- **What needs to be done**
No images, please. Copy each entry below exactly as it reads.

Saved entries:
────────────────────────────────────────

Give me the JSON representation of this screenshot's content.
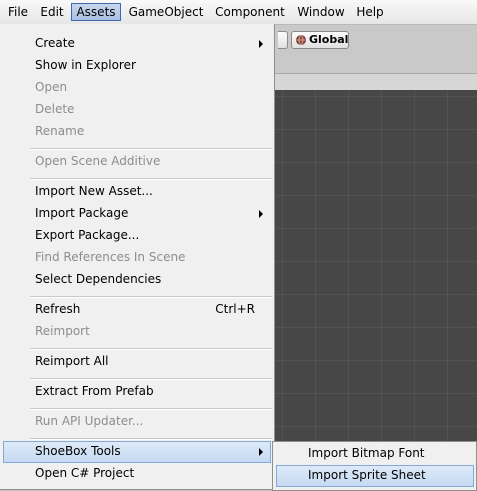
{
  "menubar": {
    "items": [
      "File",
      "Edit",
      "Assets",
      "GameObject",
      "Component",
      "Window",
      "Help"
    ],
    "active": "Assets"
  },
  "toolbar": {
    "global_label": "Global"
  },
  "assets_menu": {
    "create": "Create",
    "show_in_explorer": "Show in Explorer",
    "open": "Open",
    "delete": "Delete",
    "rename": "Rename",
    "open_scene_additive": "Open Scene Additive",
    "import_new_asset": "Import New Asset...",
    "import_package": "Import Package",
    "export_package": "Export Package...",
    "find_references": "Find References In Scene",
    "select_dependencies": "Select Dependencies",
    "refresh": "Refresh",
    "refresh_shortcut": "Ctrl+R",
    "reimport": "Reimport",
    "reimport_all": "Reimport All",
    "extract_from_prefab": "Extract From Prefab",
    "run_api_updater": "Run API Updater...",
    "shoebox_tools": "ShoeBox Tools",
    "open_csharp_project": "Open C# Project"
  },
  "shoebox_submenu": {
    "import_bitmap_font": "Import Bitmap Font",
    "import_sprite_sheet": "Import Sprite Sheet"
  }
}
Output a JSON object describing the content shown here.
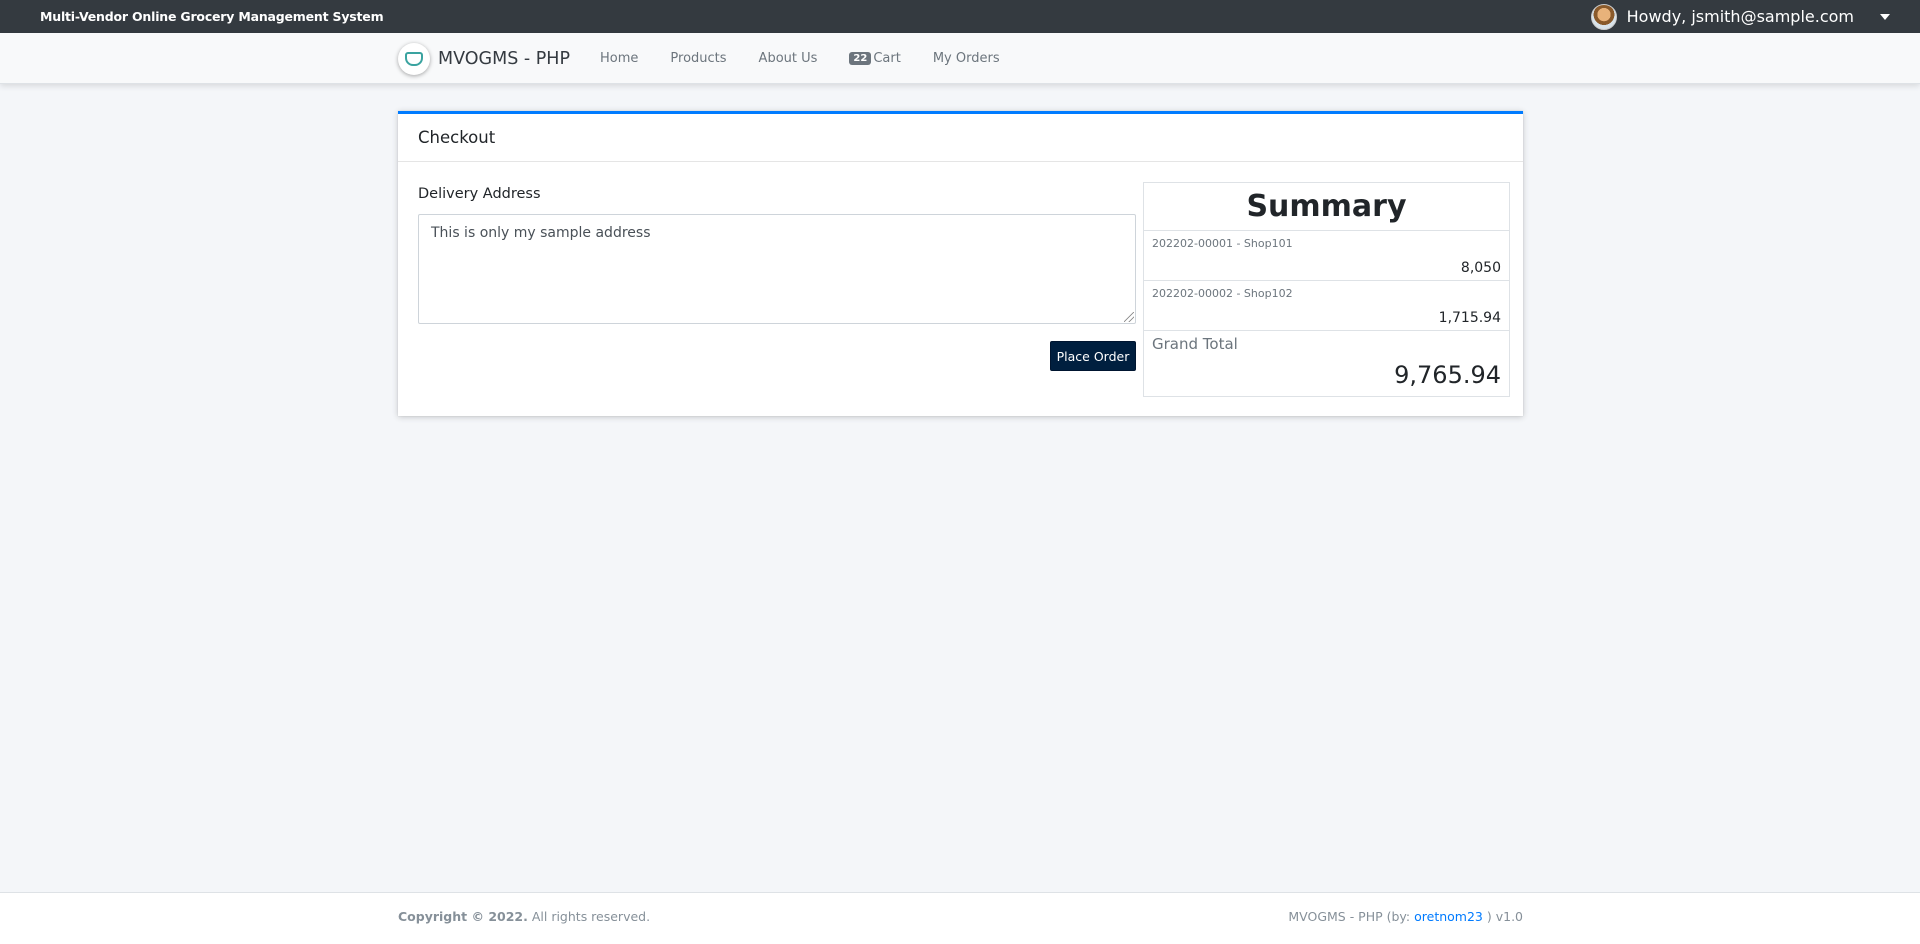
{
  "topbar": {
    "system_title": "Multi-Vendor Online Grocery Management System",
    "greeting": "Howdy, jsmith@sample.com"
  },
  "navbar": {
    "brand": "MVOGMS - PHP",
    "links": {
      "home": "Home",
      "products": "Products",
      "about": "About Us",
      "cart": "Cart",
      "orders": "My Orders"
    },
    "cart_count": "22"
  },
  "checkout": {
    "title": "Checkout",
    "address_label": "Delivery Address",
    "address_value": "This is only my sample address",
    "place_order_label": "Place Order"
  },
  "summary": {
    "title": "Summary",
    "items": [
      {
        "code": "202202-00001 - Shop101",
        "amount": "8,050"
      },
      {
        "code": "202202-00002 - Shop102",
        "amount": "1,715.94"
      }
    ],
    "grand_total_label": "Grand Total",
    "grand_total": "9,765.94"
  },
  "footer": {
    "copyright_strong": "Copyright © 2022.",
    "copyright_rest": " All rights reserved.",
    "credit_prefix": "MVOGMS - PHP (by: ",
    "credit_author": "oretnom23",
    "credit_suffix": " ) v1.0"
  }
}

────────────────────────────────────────

- **Solution to the problem**
Give me the JSON representation of this screenshot's content.
{
  "menubar": {
    "items": [
      "File",
      "Edit",
      "Assets",
      "GameObject",
      "Component",
      "Window",
      "Help"
    ],
    "active": "Assets"
  },
  "toolbar": {
    "global_label": "Global"
  },
  "assets_menu": {
    "create": "Create",
    "show_in_explorer": "Show in Explorer",
    "open": "Open",
    "delete": "Delete",
    "rename": "Rename",
    "open_scene_additive": "Open Scene Additive",
    "import_new_asset": "Import New Asset...",
    "import_package": "Import Package",
    "export_package": "Export Package...",
    "find_references": "Find References In Scene",
    "select_dependencies": "Select Dependencies",
    "refresh": "Refresh",
    "refresh_shortcut": "Ctrl+R",
    "reimport": "Reimport",
    "reimport_all": "Reimport All",
    "extract_from_prefab": "Extract From Prefab",
    "run_api_updater": "Run API Updater...",
    "shoebox_tools": "ShoeBox Tools",
    "open_csharp_project": "Open C# Project"
  },
  "shoebox_submenu": {
    "import_bitmap_font": "Import Bitmap Font",
    "import_sprite_sheet": "Import Sprite Sheet"
  }
}
Output a JSON object describing the content shown here.
{
  "topbar": {
    "system_title": "Multi-Vendor Online Grocery Management System",
    "greeting": "Howdy, jsmith@sample.com"
  },
  "navbar": {
    "brand": "MVOGMS - PHP",
    "links": {
      "home": "Home",
      "products": "Products",
      "about": "About Us",
      "cart": "Cart",
      "orders": "My Orders"
    },
    "cart_count": "22"
  },
  "checkout": {
    "title": "Checkout",
    "address_label": "Delivery Address",
    "address_value": "This is only my sample address",
    "place_order_label": "Place Order"
  },
  "summary": {
    "title": "Summary",
    "items": [
      {
        "code": "202202-00001 - Shop101",
        "amount": "8,050"
      },
      {
        "code": "202202-00002 - Shop102",
        "amount": "1,715.94"
      }
    ],
    "grand_total_label": "Grand Total",
    "grand_total": "9,765.94"
  },
  "footer": {
    "copyright_strong": "Copyright © 2022.",
    "copyright_rest": " All rights reserved.",
    "credit_prefix": "MVOGMS - PHP (by: ",
    "credit_author": "oretnom23",
    "credit_suffix": " ) v1.0"
  }
}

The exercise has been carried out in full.